## Task
Lines with the word "Ukainm" are the ones wanted. Copy each of them from the entries below.

────────

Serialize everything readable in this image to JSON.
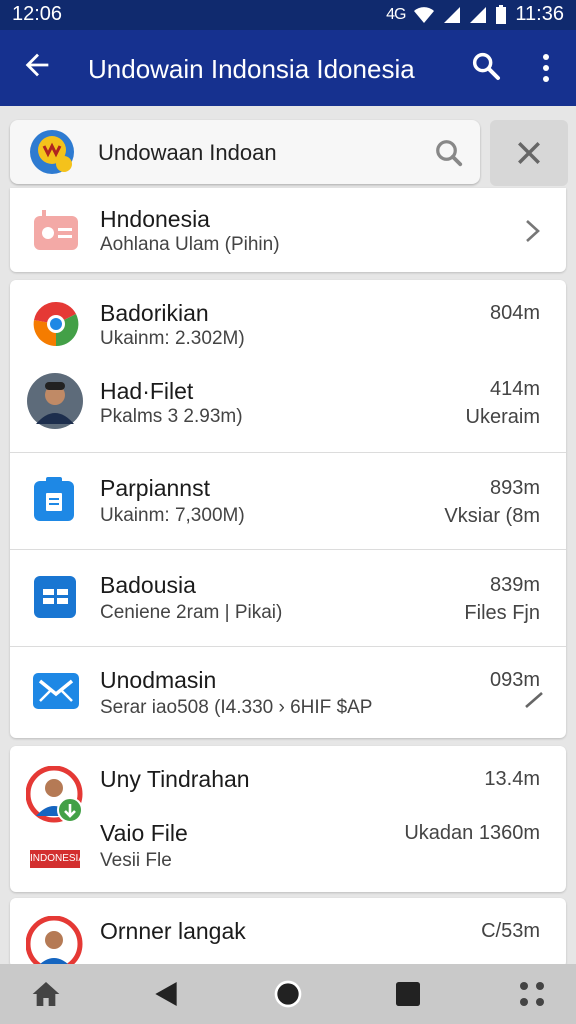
{
  "status_bar": {
    "time_left": "12:06",
    "time_right": "11:36",
    "signal_text": "4G"
  },
  "app_bar": {
    "title": "Undowain Indonsia Idonesia",
    "icons": [
      "back-arrow-icon",
      "search-icon",
      "more-vert-icon"
    ]
  },
  "search": {
    "value": "Undowaan Indoan"
  },
  "featured": {
    "title": "Hndonesia",
    "subtitle": "Aohlana Ulam (Pihin)"
  },
  "list": [
    {
      "title": "Badorikian",
      "subtitle": "Ukainm: 2.302M)",
      "meta": "804m",
      "meta2": "",
      "icon": "chrome-icon"
    },
    {
      "title": "Had·Filet",
      "subtitle": "Pkalms 3 2.93m)",
      "meta": "414m",
      "meta2": "Ukeraim",
      "icon": "avatar"
    },
    {
      "title": "Parpiannst",
      "subtitle": "Ukainm: 7,300M)",
      "meta": "893m",
      "meta2": "Vksiar (8m",
      "icon": "clipboard-icon"
    },
    {
      "title": "Badousia",
      "subtitle": "Ceniene 2ram | Pikai)",
      "meta": "839m",
      "meta2": "Files Fjn",
      "icon": "files-icon"
    },
    {
      "title": "Unodmasin",
      "subtitle": "Serar iao508 (I4.330 › 6HIF $AP",
      "meta": "093m",
      "meta2": "",
      "icon": "mail-icon"
    }
  ],
  "group": {
    "title": "Uny Tindrahan",
    "meta": "13.4m",
    "file_title": "Vaio File",
    "file_meta": "Ukadan 1360m",
    "file_sub": "Vesii Fle",
    "flag_label": "INDONESIA"
  },
  "last": {
    "title": "Ornner langak",
    "meta": "C/53m"
  },
  "colors": {
    "app_bar": "#16318f",
    "status_bar": "#102a6e",
    "accent_blue": "#1976d2"
  }
}
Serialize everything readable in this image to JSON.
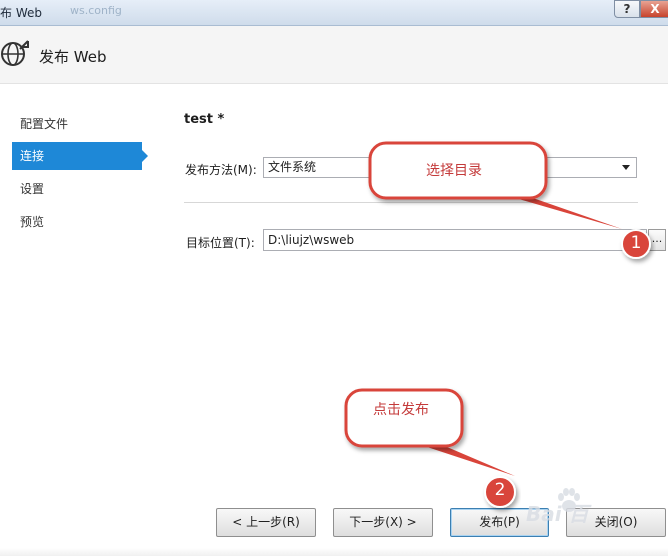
{
  "window": {
    "title": "布 Web",
    "faded_text": "ws.config",
    "help_label": "?",
    "close_label": "X"
  },
  "header": {
    "icon": "globe-arrow-icon",
    "title": "发布 Web"
  },
  "sidebar": {
    "items": [
      {
        "label": "配置文件",
        "active": false
      },
      {
        "label": "连接",
        "active": true
      },
      {
        "label": "设置",
        "active": false
      },
      {
        "label": "预览",
        "active": false
      }
    ]
  },
  "main": {
    "profile_name": "test *",
    "method_label": "发布方法(M):",
    "method_value": "文件系统",
    "target_label": "目标位置(T):",
    "target_value": "D:\\liujz\\wsweb",
    "browse_label": "..."
  },
  "buttons": {
    "prev": "< 上一步(R)",
    "next": "下一步(X) >",
    "publish": "发布(P)",
    "close": "关闭(O)"
  },
  "annotations": {
    "callout1": "选择目录",
    "callout2": "点击发布",
    "badge1": "1",
    "badge2": "2",
    "accent_color": "#d9443a"
  },
  "watermark": {
    "text": "Bai  百"
  },
  "colors": {
    "active_nav": "#1e88d7",
    "annotation_red": "#d9443a"
  }
}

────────

## The completed task
      "subtitle": "Ukainm: 2.302M)",
      "subtitle": "Ukainm: 7,300M)",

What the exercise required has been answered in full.